__EXERCISE BRIEF__:
Filter the entries, keeping every line with the string "한국IR협의회".

___ DATA FOR THE TASK ___

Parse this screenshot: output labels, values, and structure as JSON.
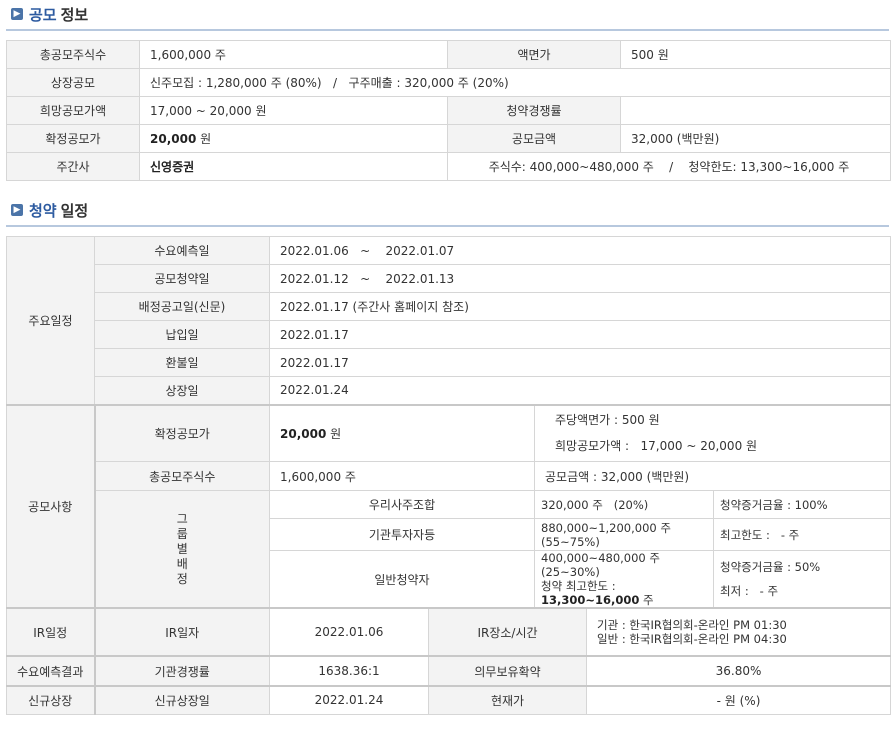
{
  "sections": {
    "offering": {
      "highlight": "공모",
      "rest": "정보"
    },
    "schedule": {
      "highlight": "청약",
      "rest": "일정"
    }
  },
  "offering": {
    "total_shares_label": "총공모주식수",
    "total_shares": "1,600,000 주",
    "face_value_label": "액면가",
    "face_value": "500 원",
    "listing_offer_label": "상장공모",
    "listing_offer": "신주모집 : 1,280,000 주 (80%)   /   구주매출 : 320,000 주 (20%)",
    "hope_price_label": "희망공모가액",
    "hope_price": "17,000 ~ 20,000 원",
    "competition_label": "청약경쟁률",
    "competition": "",
    "final_price_label": "확정공모가",
    "final_price_num": "20,000",
    "final_price_unit": " 원",
    "amount_label": "공모금액",
    "amount": "32,000 (백만원)",
    "underwriter_label": "주간사",
    "underwriter": "신영증권",
    "underwriter_info": "주식수: 400,000~480,000 주    /    청약한도: 13,300~16,000 주"
  },
  "schedule": {
    "main_label": "주요일정",
    "rows": [
      {
        "label": "수요예측일",
        "value": "2022.01.06   ~    2022.01.07"
      },
      {
        "label": "공모청약일",
        "value": "2022.01.12   ~    2022.01.13"
      },
      {
        "label": "배정공고일(신문)",
        "value": "2022.01.17 (주간사 홈페이지 참조)"
      },
      {
        "label": "납입일",
        "value": "2022.01.17"
      },
      {
        "label": "환불일",
        "value": "2022.01.17"
      },
      {
        "label": "상장일",
        "value": "2022.01.24"
      }
    ],
    "offer_label": "공모사항",
    "final_price_label": "확정공모가",
    "final_price_num": "20,000",
    "final_price_unit": " 원",
    "face_value_text": "주당액면가 :   500 원",
    "hope_price_text": "희망공모가액 :   17,000 ~ 20,000 원",
    "total_shares_label": "총공모주식수",
    "total_shares": "1,600,000 주",
    "amount_text": "공모금액 : 32,000 (백만원)",
    "group_label": "그룹별배정",
    "groups": [
      {
        "name": "우리사주조합",
        "shares": "320,000 주   (20%)",
        "note": "청약증거금율 : 100%"
      },
      {
        "name": "기관투자자등",
        "shares_line1": "880,000~1,200,000 주",
        "shares_line2": "(55~75%)",
        "note": "최고한도 :   - 주"
      },
      {
        "name": "일반청약자",
        "shares_line1": "400,000~480,000 주",
        "shares_line2": "(25~30%)",
        "note": "청약증거금율 : 50%",
        "limit_label": "청약 최고한도 :",
        "limit_value": "13,300~16,000",
        "limit_unit": " 주",
        "min_note": "최저 :   - 주"
      }
    ],
    "ir": {
      "label": "IR일정",
      "date_label": "IR일자",
      "date": "2022.01.06",
      "place_label": "IR장소/시간",
      "place_line1": "기관 : 한국IR협의회-온라인 PM 01:30",
      "place_line2": "일반 : 한국IR협의회-온라인 PM 04:30"
    },
    "demand": {
      "label": "수요예측결과",
      "comp_label": "기관경쟁률",
      "comp": "1638.36:1",
      "lock_label": "의무보유확약",
      "lock": "36.80%"
    },
    "listing": {
      "label": "신규상장",
      "date_label": "신규상장일",
      "date": "2022.01.24",
      "price_label": "현재가",
      "price": "- 원 (%)"
    }
  }
}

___

__RESULT__:
      "place_line1": "기관 : 한국IR협의회-온라인 PM 01:30",
      "place_line2": "일반 : 한국IR협의회-온라인 PM 04:30"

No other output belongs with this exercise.